Let’s say you want to go for a run. Or maybe you’re more into hiking. You grab your shoes, lace them up, and head off to the local park for a few laps. A few minutes in, you start to slow down because your legs are getting sore. Why? You didn’t stretch first.

There are different reasons people don’t stretch. Sometimes they forget, other times they don’t think it is necessary, and still other times they don’t do it because it is uncomfortable or hurts. But stretching does not have to be painful. Many have found success in their active-regimen with Active Isolated Stretching.

What is Active Isolated Stretching?

Active Isolated Stretching (AIS) is a stretching program with 4 basic principles.

  1. Isolate the muscle you want to stretch.
  2. Repeat each stretch 8-10 times.
  3. Only hold each stretch for two seconds – no more.
  4. Exhale during the stretch, and inhale during the release.

As AIS is repetitively performed, the person completing the stretches tries to extend their range of motion slowly. And because it has a dynamic/repetitive concept, it looks similar to strength training. It also allows you to stretch the muscle when it is a state of maximized relaxation.

 

Why Does It Work?

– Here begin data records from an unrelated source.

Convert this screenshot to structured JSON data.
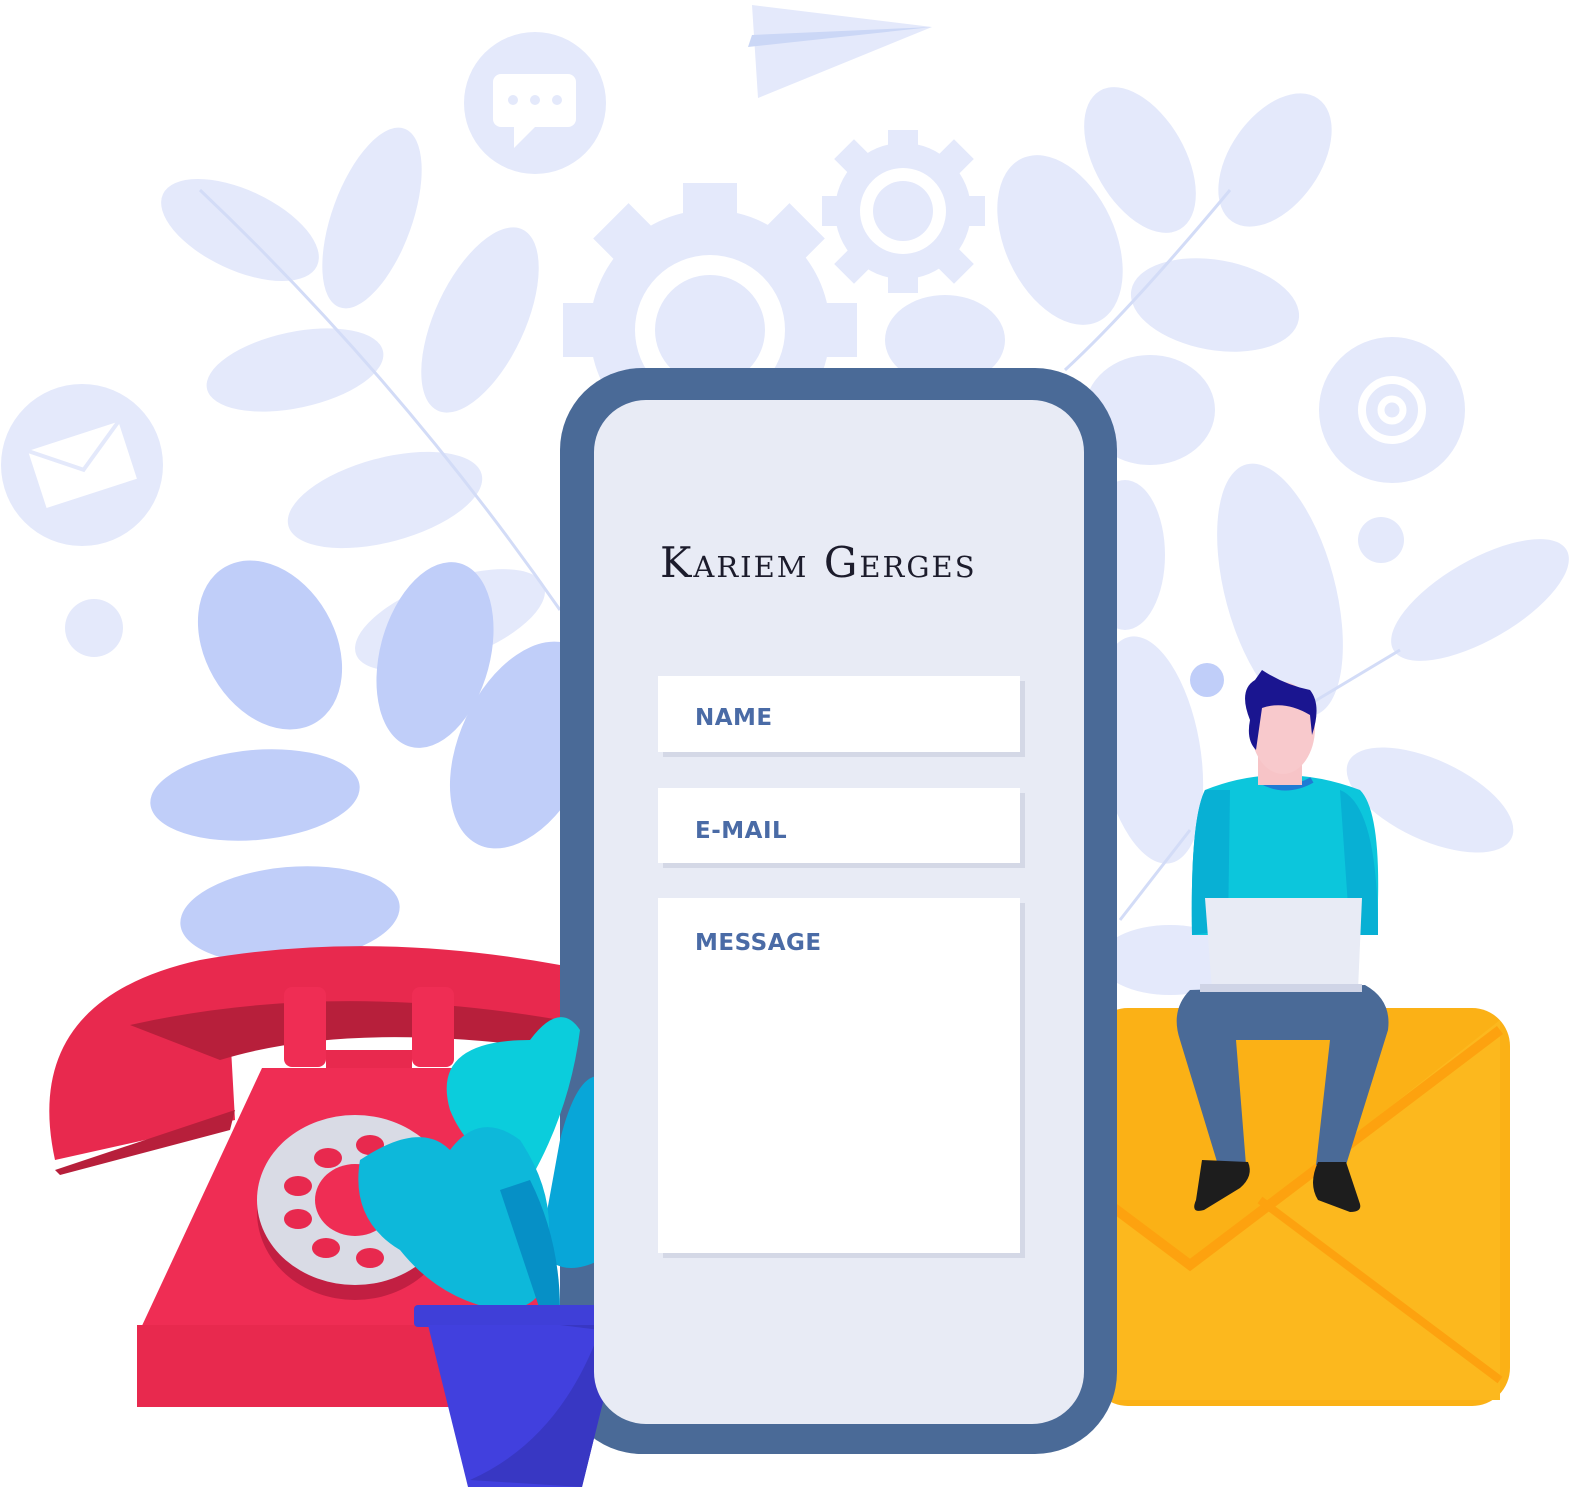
{
  "brand": {
    "name": "Kariem Gerges"
  },
  "form": {
    "fields": [
      {
        "label": "NAME"
      },
      {
        "label": "E-MAIL"
      },
      {
        "label": "MESSAGE"
      }
    ]
  },
  "icons": [
    "paper-plane-icon",
    "chat-bubble-icon",
    "gear-icon",
    "envelope-icon",
    "at-sign-icon",
    "telephone-icon",
    "potted-plant-icon",
    "person-with-laptop-icon",
    "leaf-icon"
  ],
  "colors": {
    "phone_frame": "#4a6a97",
    "phone_screen": "#e8ebf5",
    "field_text": "#4a6ba6",
    "background_shapes": "#e4e9fb",
    "telephone": "#ef2d54",
    "envelope": "#fbb116",
    "pot": "#4140de",
    "shirt": "#0cc6dc"
  }
}
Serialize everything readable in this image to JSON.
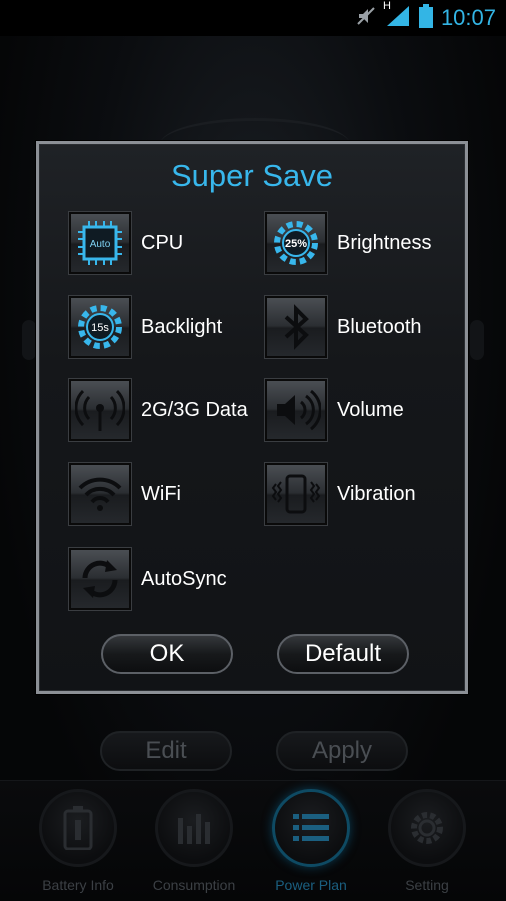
{
  "status_bar": {
    "time": "10:07",
    "network_label": "H"
  },
  "dialog": {
    "title": "Super Save",
    "options": [
      {
        "label": "CPU",
        "icon": "cpu-icon",
        "icon_text": "Auto"
      },
      {
        "label": "Brightness",
        "icon": "brightness-icon",
        "icon_text": "25%"
      },
      {
        "label": "Backlight",
        "icon": "backlight-timer-icon",
        "icon_text": "15s"
      },
      {
        "label": "Bluetooth",
        "icon": "bluetooth-icon"
      },
      {
        "label": "2G/3G Data",
        "icon": "mobile-data-icon"
      },
      {
        "label": "Volume",
        "icon": "volume-icon"
      },
      {
        "label": "WiFi",
        "icon": "wifi-icon"
      },
      {
        "label": "Vibration",
        "icon": "vibration-icon"
      },
      {
        "label": "AutoSync",
        "icon": "sync-icon"
      }
    ],
    "ok_label": "OK",
    "default_label": "Default"
  },
  "background": {
    "edit_label": "Edit",
    "apply_label": "Apply"
  },
  "tabs": [
    {
      "label": "Battery Info",
      "icon": "battery-icon",
      "active": false
    },
    {
      "label": "Consumption",
      "icon": "bar-chart-icon",
      "active": false
    },
    {
      "label": "Power Plan",
      "icon": "list-icon",
      "active": true
    },
    {
      "label": "Setting",
      "icon": "gear-icon",
      "active": false
    }
  ],
  "colors": {
    "accent": "#38b7ec",
    "background": "#050607",
    "text": "#ffffff"
  }
}
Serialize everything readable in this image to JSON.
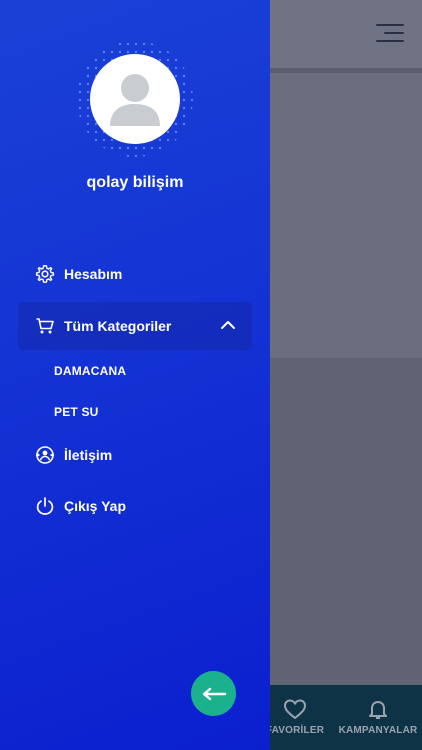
{
  "drawer": {
    "user_name": "qolay bilişim",
    "menu": {
      "account": "Hesabım",
      "categories": "Tüm Kategoriler",
      "contact": "İletişim",
      "logout": "Çıkış Yap"
    },
    "subcategories": [
      "DAMACANA",
      "PET SU"
    ]
  },
  "bottom_nav": {
    "favorites": "FAVORİLER",
    "campaigns": "KAMPANYALAR"
  },
  "colors": {
    "drawer_top": "#1a41d6",
    "drawer_bottom": "#0b1fcf",
    "fab": "#1cb18d",
    "bottom_bar": "#0e3346"
  },
  "icons": {
    "account": "gear-icon",
    "categories": "cart-icon",
    "contact": "support-icon",
    "logout": "power-icon",
    "back": "arrow-left-icon",
    "favorites": "heart-icon",
    "campaigns": "bell-icon"
  }
}
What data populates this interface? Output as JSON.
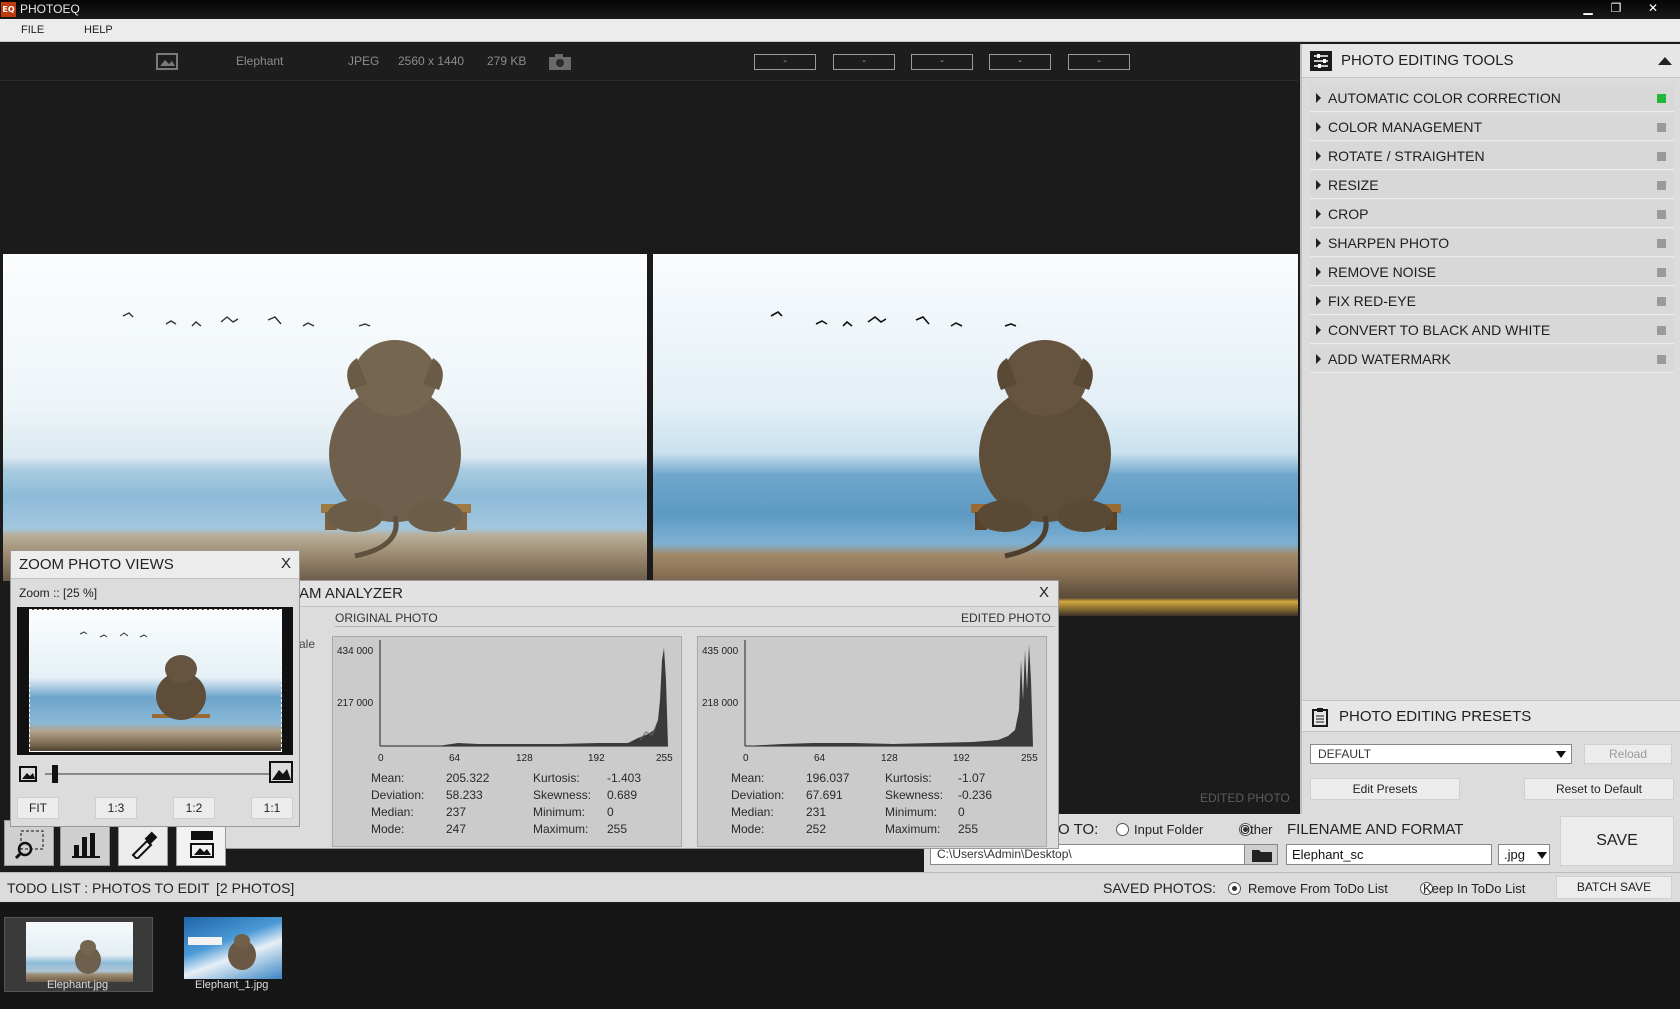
{
  "app": {
    "title": "PHOTOEQ",
    "logo_text": "EQ"
  },
  "menu": {
    "file": "FILE",
    "help": "HELP"
  },
  "window_buttons": {
    "minimize": "▁",
    "restore": "❐",
    "close": "✕"
  },
  "info": {
    "name": "Elephant",
    "format": "JPEG",
    "dimensions": "2560 x 1440",
    "size": "279 KB",
    "slots": [
      "-",
      "-",
      "-",
      "-",
      "-"
    ]
  },
  "edited_photo_label": "EDITED PHOTO",
  "tools_panel": {
    "title": "PHOTO EDITING TOOLS",
    "items": [
      {
        "label": "AUTOMATIC COLOR CORRECTION",
        "active": true,
        "indicator": "#1fb83a"
      },
      {
        "label": "COLOR MANAGEMENT",
        "active": false
      },
      {
        "label": "ROTATE / STRAIGHTEN",
        "active": false
      },
      {
        "label": "RESIZE",
        "active": false
      },
      {
        "label": "CROP",
        "active": false
      },
      {
        "label": "SHARPEN PHOTO",
        "active": false
      },
      {
        "label": "REMOVE NOISE",
        "active": false
      },
      {
        "label": "FIX RED-EYE",
        "active": false
      },
      {
        "label": "CONVERT TO BLACK AND WHITE",
        "active": false
      },
      {
        "label": "ADD WATERMARK",
        "active": false
      }
    ]
  },
  "presets_panel": {
    "title": "PHOTO EDITING PRESETS",
    "selected": "DEFAULT",
    "reload": "Reload",
    "edit": "Edit Presets",
    "reset": "Reset to Default"
  },
  "save_area": {
    "to_label": "O TO:",
    "input_folder": "Input Folder",
    "other": "Other",
    "path": "C:\\Users\\Admin\\Desktop\\",
    "filename_title": "FILENAME AND FORMAT",
    "filename": "Elephant_sc",
    "format": ".jpg",
    "save": "SAVE"
  },
  "todo": {
    "title": "TODO LIST : PHOTOS TO EDIT",
    "count": "[2 PHOTOS]",
    "saved_photos": "SAVED PHOTOS:",
    "remove_option": "Remove From ToDo List",
    "keep_option": "Keep In ToDo List",
    "batch_save": "BATCH SAVE",
    "thumbs": [
      "Elephant.jpg",
      "Elephant_1.jpg"
    ]
  },
  "zoom_panel": {
    "title": "ZOOM PHOTO VIEWS",
    "close": "X",
    "zoom_text": "Zoom :: [25 %]",
    "buttons": [
      "FIT",
      "1:3",
      "1:2",
      "1:1"
    ],
    "slider_value": 0.03
  },
  "histogram_panel": {
    "title": "AM ANALYZER",
    "close": "X",
    "partial_label": "ale",
    "original_label": "ORIGINAL PHOTO",
    "edited_label": "EDITED PHOTO",
    "original": {
      "ymax": "434 000",
      "ymid": "217 000",
      "xticks": [
        "0",
        "64",
        "128",
        "192",
        "255"
      ],
      "mean_label": "Mean:",
      "mean": "205.322",
      "dev_label": "Deviation:",
      "dev": "58.233",
      "median_label": "Median:",
      "median": "237",
      "mode_label": "Mode:",
      "mode": "247",
      "kurt_label": "Kurtosis:",
      "kurt": "-1.403",
      "skew_label": "Skewness:",
      "skew": "0.689",
      "min_label": "Minimum:",
      "min": "0",
      "max_label": "Maximum:",
      "max": "255"
    },
    "edited": {
      "ymax": "435 000",
      "ymid": "218 000",
      "xticks": [
        "0",
        "64",
        "128",
        "192",
        "255"
      ],
      "mean_label": "Mean:",
      "mean": "196.037",
      "dev_label": "Deviation:",
      "dev": "67.691",
      "median_label": "Median:",
      "median": "231",
      "mode_label": "Mode:",
      "mode": "252",
      "kurt_label": "Kurtosis:",
      "kurt": "-1.07",
      "skew_label": "Skewness:",
      "skew": "-0.236",
      "min_label": "Minimum:",
      "min": "0",
      "max_label": "Maximum:",
      "max": "255"
    }
  }
}
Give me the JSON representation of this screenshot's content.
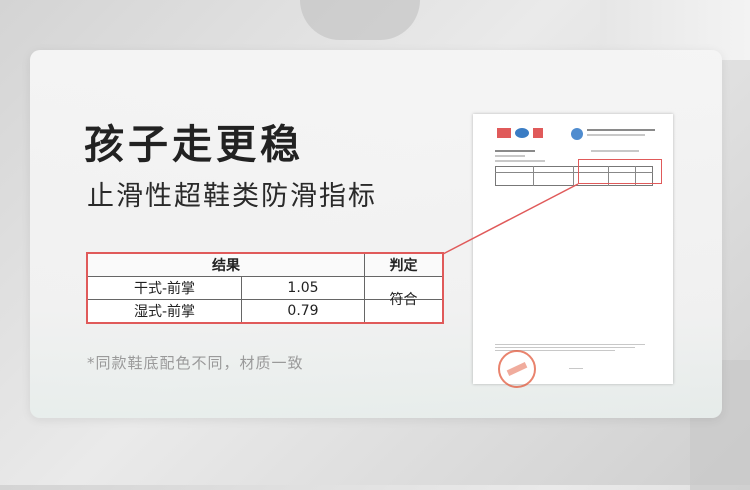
{
  "headline": "孩子走更稳",
  "subheadline": "止滑性超鞋类防滑指标",
  "result_table": {
    "headers": {
      "result": "结果",
      "judgement": "判定"
    },
    "rows": [
      {
        "label": "干式-前掌",
        "value": "1.05"
      },
      {
        "label": "湿式-前掌",
        "value": "0.79"
      }
    ],
    "judgement": "符合"
  },
  "footnote": "*同款鞋底配色不同，材质一致",
  "colors": {
    "accent": "#e05a5a",
    "title": "#222222",
    "note": "#9a9a9a"
  },
  "icons": [
    "cma-logo",
    "cnas-logo",
    "sgs-logo",
    "inspection-stamp"
  ]
}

AIS works by contracting the muscle opposite of the one you want to isolate. This sends signals to the brain to relax the other muscle, which provides an ideal situation to stretch it. Repeating the stretch so frequently increases the flow of blood and nutrients to the area – this gives the muscle the ability to recover more quickly. And when you only hold the stretch for 2 seconds, it keeps the myotatic stretch reflex from activating as well as overstretching the muscle. As an added bonus, it also aids in increasing range of motion.

If the stretch reflex is triggered, the muscle will begin to contract, which defeats the purpose of this exercise. It reduces the amount of oxygen in the area – the opposite of what you want to happen.

The controlled breathing assists in increasing oxygen to the muscles. This lessens the buildup of lactic acid which contributes to the soreness in muscles. It also is a contributor to injuries.

Because Active Isolated Stretching is what’s called “active” stretching (meaning the person whose muscles are being stretched is performing the stretches using their own body parts rather than assistance), it causes reciprocal inhibition. In layman’s terms, this means that when one muscle contracts, another one relaxes. That is the perfect time to begin stretching the muscle.

 

The Benefits of Active Isolated Stretching

Neuromuscular re-education

AIS engages your muscles and brain in each movement and stretch. So each time you reach a new range of motion, you produce a new neural pathway.

Increases flexibility

At some point, you mentally conned yourself into believing you could only stretch so far. That most likely happened either after an injury or because that area was not as strong or flexible as it should be. The “reprogramming” that comes along with AIS helps get rid of any internalized idea concerning your flexibility.

Stress Relief

The contraction of your muscles can often be caused by stress. This stress puts extra tension on your body, so it’s important to relieve the stress.

Like other forms of exercise and massage, AIS triggers endorphins which helps improve your mood and state of mind.

Pain Relief

In combination with massage therapy, Active Isolated Stretching can bring quick pain relief to areas like your neck, shoulders, and back. Due to sedentary jobs and a lack of proper instruction, most of us have poor posture; this often results in pain and discomfort in these areas as we try to overcompensate for our imbalances.

Increased Blood Circulation

Stretching of any kind will help the circulatory system. This helps to increase the amount of blood and oxygen your soft tissue and organs receive. So if you’re suffering from water retention, swelling, or poor circulation, the more you stretch, the more your condition will improve.

 

When Should You Perform AIS?

You will benefit from Active Isolated Stretching the most when you notice you have particularly tight muscles like your hamstrings or the ones in your back.

Blood circulation is in its prime in late afternoon and evening, so this is the best time of day to practice this stretching technique.

AIS is also best performed before any intense stretching sessions or vigorous exercising (running, yoga, etc.). When these exercises are practiced ahead of a workout, it allows an increase in blood flow which lowers your chances of muscle strains and tears.

 

In combination with massage therapy, Active Isolated Stretching can help you bounce back to peak performance as well as expand your range of motion.

If you want to see more results from your stretching routine, talk to your massage therapist about Active Isolated Stretching techniques to add to your exercise plan.